Exercise prompt :: Find the lines of the data below that include "Cimentación". Report their number only.

'''

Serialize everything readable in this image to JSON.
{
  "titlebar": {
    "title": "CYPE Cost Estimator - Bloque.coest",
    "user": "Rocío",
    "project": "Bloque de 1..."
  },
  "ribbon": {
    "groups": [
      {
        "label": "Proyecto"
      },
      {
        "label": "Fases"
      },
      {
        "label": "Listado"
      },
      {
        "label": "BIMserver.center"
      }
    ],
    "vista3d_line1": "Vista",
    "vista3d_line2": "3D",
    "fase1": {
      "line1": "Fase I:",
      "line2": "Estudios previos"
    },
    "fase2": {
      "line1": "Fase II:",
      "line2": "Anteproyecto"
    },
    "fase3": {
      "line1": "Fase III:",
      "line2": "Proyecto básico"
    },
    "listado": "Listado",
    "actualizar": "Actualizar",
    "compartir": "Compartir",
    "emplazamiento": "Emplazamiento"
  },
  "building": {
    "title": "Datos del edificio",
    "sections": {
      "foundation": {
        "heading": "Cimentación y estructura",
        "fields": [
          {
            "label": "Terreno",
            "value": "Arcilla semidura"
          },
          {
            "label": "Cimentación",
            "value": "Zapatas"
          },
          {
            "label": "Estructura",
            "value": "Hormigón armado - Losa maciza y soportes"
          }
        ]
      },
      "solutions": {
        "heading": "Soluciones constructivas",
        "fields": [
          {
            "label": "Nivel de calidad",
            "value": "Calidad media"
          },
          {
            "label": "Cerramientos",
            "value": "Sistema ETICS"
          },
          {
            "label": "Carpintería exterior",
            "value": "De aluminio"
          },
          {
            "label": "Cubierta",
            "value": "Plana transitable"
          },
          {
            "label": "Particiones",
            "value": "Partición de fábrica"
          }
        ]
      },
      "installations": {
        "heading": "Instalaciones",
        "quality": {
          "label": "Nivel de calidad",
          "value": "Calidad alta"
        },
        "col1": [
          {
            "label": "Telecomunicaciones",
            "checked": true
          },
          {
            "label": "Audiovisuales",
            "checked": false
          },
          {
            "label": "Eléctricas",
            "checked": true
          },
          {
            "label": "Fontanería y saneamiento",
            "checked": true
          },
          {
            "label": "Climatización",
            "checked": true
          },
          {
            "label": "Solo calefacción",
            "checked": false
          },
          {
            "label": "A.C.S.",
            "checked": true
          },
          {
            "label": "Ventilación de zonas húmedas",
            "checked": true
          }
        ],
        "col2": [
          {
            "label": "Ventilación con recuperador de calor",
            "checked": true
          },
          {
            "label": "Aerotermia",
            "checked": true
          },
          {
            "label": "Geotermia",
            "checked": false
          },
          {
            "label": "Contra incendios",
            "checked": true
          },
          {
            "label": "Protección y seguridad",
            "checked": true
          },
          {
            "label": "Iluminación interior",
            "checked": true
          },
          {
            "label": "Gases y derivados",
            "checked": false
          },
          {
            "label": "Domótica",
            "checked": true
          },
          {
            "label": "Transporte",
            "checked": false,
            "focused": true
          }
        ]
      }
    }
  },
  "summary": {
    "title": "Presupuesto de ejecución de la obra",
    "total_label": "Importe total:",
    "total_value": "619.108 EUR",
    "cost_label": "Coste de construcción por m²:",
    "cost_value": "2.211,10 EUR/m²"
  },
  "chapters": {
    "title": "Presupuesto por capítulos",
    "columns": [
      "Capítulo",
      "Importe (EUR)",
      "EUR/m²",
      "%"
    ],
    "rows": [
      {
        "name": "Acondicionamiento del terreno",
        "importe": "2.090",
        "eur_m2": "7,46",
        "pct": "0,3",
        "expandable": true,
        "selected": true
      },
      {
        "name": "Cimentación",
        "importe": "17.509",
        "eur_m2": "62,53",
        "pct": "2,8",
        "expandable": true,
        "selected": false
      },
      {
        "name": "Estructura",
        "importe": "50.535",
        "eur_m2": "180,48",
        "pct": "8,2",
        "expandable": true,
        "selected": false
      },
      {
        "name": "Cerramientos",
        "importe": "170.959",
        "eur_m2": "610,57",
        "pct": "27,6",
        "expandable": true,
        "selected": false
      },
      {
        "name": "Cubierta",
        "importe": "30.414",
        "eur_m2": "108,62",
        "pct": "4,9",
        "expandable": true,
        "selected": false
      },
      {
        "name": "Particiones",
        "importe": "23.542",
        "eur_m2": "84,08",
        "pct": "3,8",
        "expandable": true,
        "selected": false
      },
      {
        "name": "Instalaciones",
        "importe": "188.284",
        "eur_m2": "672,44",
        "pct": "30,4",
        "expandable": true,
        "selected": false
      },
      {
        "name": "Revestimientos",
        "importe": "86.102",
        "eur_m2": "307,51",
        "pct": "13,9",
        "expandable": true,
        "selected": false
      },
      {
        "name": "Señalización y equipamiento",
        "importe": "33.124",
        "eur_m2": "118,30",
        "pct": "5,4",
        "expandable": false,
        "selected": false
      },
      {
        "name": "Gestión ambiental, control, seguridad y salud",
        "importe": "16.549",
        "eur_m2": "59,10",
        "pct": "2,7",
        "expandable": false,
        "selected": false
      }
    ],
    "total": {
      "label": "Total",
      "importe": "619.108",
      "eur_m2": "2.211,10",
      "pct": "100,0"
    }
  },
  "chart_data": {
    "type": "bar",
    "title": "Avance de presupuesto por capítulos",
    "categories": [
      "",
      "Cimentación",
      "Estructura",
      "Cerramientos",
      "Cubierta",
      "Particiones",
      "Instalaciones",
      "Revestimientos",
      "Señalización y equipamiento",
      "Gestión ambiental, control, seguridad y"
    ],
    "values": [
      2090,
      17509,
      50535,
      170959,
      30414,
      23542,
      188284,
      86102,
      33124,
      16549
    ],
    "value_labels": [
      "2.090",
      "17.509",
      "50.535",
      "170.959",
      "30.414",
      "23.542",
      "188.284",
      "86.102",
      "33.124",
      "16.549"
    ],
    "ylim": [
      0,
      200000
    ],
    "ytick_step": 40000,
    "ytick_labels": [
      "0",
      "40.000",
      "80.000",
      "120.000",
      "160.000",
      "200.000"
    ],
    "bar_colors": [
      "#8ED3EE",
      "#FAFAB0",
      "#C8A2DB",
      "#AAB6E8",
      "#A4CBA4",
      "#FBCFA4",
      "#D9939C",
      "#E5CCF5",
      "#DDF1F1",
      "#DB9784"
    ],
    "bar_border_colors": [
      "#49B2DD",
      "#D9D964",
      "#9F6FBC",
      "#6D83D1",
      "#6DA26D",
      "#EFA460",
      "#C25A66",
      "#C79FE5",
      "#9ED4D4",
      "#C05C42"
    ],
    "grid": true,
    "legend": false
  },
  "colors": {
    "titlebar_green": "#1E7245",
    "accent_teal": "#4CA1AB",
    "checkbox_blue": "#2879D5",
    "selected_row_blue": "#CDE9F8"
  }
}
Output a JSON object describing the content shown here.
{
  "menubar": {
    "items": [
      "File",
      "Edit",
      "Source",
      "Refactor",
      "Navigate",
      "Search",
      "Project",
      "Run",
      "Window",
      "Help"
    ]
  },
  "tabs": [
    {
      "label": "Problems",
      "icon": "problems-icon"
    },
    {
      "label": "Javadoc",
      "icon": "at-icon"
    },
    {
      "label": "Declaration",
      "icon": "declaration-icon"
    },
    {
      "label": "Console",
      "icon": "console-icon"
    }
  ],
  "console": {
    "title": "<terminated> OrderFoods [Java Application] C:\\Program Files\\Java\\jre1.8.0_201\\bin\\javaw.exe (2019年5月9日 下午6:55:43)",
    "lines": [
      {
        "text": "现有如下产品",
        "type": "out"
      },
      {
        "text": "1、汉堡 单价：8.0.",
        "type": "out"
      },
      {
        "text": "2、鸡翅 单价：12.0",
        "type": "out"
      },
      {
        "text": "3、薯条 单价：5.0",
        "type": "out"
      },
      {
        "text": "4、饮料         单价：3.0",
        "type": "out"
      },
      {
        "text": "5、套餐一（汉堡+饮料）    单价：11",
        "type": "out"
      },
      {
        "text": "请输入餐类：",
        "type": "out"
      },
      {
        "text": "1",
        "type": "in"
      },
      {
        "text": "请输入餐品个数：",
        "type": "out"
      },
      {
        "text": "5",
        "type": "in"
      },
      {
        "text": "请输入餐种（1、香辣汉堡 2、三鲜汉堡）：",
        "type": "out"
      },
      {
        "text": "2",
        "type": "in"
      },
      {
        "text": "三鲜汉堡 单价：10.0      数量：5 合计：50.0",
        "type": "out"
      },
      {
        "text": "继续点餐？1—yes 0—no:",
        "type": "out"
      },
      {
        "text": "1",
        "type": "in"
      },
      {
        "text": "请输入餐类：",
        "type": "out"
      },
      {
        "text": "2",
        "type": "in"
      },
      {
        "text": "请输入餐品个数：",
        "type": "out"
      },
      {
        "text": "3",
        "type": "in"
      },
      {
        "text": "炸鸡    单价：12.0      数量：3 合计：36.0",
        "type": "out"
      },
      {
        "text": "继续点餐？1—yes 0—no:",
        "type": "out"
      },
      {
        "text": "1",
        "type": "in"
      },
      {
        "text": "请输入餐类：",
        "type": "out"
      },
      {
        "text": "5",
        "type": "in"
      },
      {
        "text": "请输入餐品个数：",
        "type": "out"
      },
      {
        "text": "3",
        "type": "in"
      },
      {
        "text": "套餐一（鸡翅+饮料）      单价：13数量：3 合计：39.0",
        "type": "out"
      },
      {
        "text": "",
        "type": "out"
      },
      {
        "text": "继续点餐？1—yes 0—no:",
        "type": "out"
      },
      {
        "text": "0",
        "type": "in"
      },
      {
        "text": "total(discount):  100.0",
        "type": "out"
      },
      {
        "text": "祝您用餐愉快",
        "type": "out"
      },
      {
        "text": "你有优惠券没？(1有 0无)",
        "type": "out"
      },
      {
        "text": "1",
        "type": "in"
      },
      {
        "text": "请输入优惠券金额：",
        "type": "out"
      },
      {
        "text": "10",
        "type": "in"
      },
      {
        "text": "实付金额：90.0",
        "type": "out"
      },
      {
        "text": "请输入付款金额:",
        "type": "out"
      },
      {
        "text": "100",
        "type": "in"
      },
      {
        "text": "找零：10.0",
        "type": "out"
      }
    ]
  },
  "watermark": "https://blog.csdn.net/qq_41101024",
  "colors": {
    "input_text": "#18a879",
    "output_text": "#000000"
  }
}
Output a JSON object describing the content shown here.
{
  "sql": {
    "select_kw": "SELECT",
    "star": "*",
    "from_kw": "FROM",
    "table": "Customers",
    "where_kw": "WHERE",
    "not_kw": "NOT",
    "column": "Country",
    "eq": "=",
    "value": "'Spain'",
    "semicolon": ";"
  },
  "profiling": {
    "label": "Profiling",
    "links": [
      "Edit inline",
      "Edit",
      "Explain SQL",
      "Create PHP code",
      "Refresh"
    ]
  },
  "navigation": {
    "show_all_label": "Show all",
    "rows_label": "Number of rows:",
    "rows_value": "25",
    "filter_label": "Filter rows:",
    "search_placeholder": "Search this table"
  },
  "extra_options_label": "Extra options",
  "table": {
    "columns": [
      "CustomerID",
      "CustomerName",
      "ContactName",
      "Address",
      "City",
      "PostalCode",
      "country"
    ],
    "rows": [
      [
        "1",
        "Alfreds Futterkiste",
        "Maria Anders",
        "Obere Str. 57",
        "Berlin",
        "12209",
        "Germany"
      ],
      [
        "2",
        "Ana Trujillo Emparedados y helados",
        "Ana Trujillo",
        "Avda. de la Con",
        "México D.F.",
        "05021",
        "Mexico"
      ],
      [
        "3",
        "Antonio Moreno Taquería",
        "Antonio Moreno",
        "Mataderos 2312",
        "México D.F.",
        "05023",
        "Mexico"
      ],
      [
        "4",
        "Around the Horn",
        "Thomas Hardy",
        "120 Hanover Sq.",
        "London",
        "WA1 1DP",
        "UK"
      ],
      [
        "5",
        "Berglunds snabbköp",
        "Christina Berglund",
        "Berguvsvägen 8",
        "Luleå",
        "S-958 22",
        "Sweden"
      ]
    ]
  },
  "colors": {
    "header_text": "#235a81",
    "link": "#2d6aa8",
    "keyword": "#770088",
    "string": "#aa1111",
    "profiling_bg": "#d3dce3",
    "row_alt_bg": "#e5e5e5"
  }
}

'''

Answer box :: 4